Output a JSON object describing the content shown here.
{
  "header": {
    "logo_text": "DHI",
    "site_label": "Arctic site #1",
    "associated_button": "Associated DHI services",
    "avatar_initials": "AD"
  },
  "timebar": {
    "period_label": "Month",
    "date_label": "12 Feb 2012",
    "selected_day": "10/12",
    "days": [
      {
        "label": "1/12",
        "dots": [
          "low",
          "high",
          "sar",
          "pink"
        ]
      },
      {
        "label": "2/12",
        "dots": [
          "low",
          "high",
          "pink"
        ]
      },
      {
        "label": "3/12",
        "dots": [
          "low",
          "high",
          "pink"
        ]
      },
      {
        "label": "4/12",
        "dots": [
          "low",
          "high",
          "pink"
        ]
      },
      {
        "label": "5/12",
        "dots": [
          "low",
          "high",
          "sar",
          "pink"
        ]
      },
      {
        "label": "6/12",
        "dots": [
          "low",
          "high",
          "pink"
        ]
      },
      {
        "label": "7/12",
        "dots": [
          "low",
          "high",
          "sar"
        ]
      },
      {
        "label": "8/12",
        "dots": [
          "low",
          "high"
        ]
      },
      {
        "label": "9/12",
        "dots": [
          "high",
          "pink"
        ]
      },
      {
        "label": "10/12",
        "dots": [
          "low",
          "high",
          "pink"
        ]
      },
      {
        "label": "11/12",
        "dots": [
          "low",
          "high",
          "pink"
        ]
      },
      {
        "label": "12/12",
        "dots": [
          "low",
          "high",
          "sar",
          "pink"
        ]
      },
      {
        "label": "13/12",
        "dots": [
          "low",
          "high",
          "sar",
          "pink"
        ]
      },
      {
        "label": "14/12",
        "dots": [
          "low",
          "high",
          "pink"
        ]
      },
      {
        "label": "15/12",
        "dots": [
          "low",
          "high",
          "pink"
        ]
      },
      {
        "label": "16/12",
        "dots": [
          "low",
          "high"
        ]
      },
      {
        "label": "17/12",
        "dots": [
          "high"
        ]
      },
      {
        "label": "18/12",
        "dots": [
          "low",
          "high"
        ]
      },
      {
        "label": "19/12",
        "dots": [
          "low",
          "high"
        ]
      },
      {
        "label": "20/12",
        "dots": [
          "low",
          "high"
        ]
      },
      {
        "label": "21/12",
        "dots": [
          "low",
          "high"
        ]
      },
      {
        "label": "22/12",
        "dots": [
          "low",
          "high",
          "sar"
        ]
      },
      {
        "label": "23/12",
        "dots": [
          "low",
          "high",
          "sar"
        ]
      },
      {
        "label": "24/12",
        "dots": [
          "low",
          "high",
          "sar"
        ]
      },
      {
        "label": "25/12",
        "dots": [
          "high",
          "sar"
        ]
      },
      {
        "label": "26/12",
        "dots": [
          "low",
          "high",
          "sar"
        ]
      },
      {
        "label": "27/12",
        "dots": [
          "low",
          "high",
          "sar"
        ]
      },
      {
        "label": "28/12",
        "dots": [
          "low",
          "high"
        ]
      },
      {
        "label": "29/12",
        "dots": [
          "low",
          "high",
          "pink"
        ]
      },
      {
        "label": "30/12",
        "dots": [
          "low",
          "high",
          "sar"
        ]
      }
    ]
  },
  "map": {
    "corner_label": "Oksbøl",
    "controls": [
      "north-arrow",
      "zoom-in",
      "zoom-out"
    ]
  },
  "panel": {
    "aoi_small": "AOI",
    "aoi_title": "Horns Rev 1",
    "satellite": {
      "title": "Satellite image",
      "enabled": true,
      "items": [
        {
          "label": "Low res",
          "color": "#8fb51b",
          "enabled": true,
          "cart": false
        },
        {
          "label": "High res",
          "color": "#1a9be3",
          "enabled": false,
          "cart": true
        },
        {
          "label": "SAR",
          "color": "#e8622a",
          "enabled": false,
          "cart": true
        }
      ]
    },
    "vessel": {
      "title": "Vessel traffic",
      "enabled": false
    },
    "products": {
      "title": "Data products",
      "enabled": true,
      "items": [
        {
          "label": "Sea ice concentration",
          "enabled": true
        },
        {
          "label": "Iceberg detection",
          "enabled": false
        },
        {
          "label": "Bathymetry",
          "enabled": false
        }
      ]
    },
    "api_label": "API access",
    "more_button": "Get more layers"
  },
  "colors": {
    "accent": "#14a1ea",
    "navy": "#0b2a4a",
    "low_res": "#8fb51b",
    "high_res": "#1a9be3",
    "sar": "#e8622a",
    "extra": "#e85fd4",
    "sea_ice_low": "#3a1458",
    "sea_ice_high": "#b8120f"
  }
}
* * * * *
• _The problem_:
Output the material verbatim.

• _Expected output_:
Output a JSON object describing the content shown here.
{
  "header": {
    "logo_text": "DHI",
    "site_label": "Arctic site #1",
    "associated_button": "Associated DHI services",
    "avatar_initials": "AD"
  },
  "timebar": {
    "period_label": "Month",
    "date_label": "12 Feb 2012",
    "selected_day": "10/12",
    "days": [
      {
        "label": "1/12",
        "dots": [
          "low",
          "high",
          "sar",
          "pink"
        ]
      },
      {
        "label": "2/12",
        "dots": [
          "low",
          "high",
          "pink"
        ]
      },
      {
        "label": "3/12",
        "dots": [
          "low",
          "high",
          "pink"
        ]
      },
      {
        "label": "4/12",
        "dots": [
          "low",
          "high",
          "pink"
        ]
      },
      {
        "label": "5/12",
        "dots": [
          "low",
          "high",
          "sar",
          "pink"
        ]
      },
      {
        "label": "6/12",
        "dots": [
          "low",
          "high",
          "pink"
        ]
      },
      {
        "label": "7/12",
        "dots": [
          "low",
          "high",
          "sar"
        ]
      },
      {
        "label": "8/12",
        "dots": [
          "low",
          "high"
        ]
      },
      {
        "label": "9/12",
        "dots": [
          "high",
          "pink"
        ]
      },
      {
        "label": "10/12",
        "dots": [
          "low",
          "high",
          "pink"
        ]
      },
      {
        "label": "11/12",
        "dots": [
          "low",
          "high",
          "pink"
        ]
      },
      {
        "label": "12/12",
        "dots": [
          "low",
          "high",
          "sar",
          "pink"
        ]
      },
      {
        "label": "13/12",
        "dots": [
          "low",
          "high",
          "sar",
          "pink"
        ]
      },
      {
        "label": "14/12",
        "dots": [
          "low",
          "high",
          "pink"
        ]
      },
      {
        "label": "15/12",
        "dots": [
          "low",
          "high",
          "pink"
        ]
      },
      {
        "label": "16/12",
        "dots": [
          "low",
          "high"
        ]
      },
      {
        "label": "17/12",
        "dots": [
          "high"
        ]
      },
      {
        "label": "18/12",
        "dots": [
          "low",
          "high"
        ]
      },
      {
        "label": "19/12",
        "dots": [
          "low",
          "high"
        ]
      },
      {
        "label": "20/12",
        "dots": [
          "low",
          "high"
        ]
      },
      {
        "label": "21/12",
        "dots": [
          "low",
          "high"
        ]
      },
      {
        "label": "22/12",
        "dots": [
          "low",
          "high",
          "sar"
        ]
      },
      {
        "label": "23/12",
        "dots": [
          "low",
          "high",
          "sar"
        ]
      },
      {
        "label": "24/12",
        "dots": [
          "low",
          "high",
          "sar"
        ]
      },
      {
        "label": "25/12",
        "dots": [
          "high",
          "sar"
        ]
      },
      {
        "label": "26/12",
        "dots": [
          "low",
          "high",
          "sar"
        ]
      },
      {
        "label": "27/12",
        "dots": [
          "low",
          "high",
          "sar"
        ]
      },
      {
        "label": "28/12",
        "dots": [
          "low",
          "high"
        ]
      },
      {
        "label": "29/12",
        "dots": [
          "low",
          "high",
          "pink"
        ]
      },
      {
        "label": "30/12",
        "dots": [
          "low",
          "high",
          "sar"
        ]
      }
    ]
  },
  "map": {
    "corner_label": "Oksbøl",
    "controls": [
      "north-arrow",
      "zoom-in",
      "zoom-out"
    ]
  },
  "panel": {
    "aoi_small": "AOI",
    "aoi_title": "Horns Rev 1",
    "satellite": {
      "title": "Satellite image",
      "enabled": true,
      "items": [
        {
          "label": "Low res",
          "color": "#8fb51b",
          "enabled": true,
          "cart": false
        },
        {
          "label": "High res",
          "color": "#1a9be3",
          "enabled": false,
          "cart": true
        },
        {
          "label": "SAR",
          "color": "#e8622a",
          "enabled": false,
          "cart": true
        }
      ]
    },
    "vessel": {
      "title": "Vessel traffic",
      "enabled": false
    },
    "products": {
      "title": "Data products",
      "enabled": true,
      "items": [
        {
          "label": "Sea ice concentration",
          "enabled": true
        },
        {
          "label": "Iceberg detection",
          "enabled": false
        },
        {
          "label": "Bathymetry",
          "enabled": false
        }
      ]
    },
    "api_label": "API access",
    "more_button": "Get more layers"
  },
  "colors": {
    "accent": "#14a1ea",
    "navy": "#0b2a4a",
    "low_res": "#8fb51b",
    "high_res": "#1a9be3",
    "sar": "#e8622a",
    "extra": "#e85fd4",
    "sea_ice_low": "#3a1458",
    "sea_ice_high": "#b8120f"
  }
}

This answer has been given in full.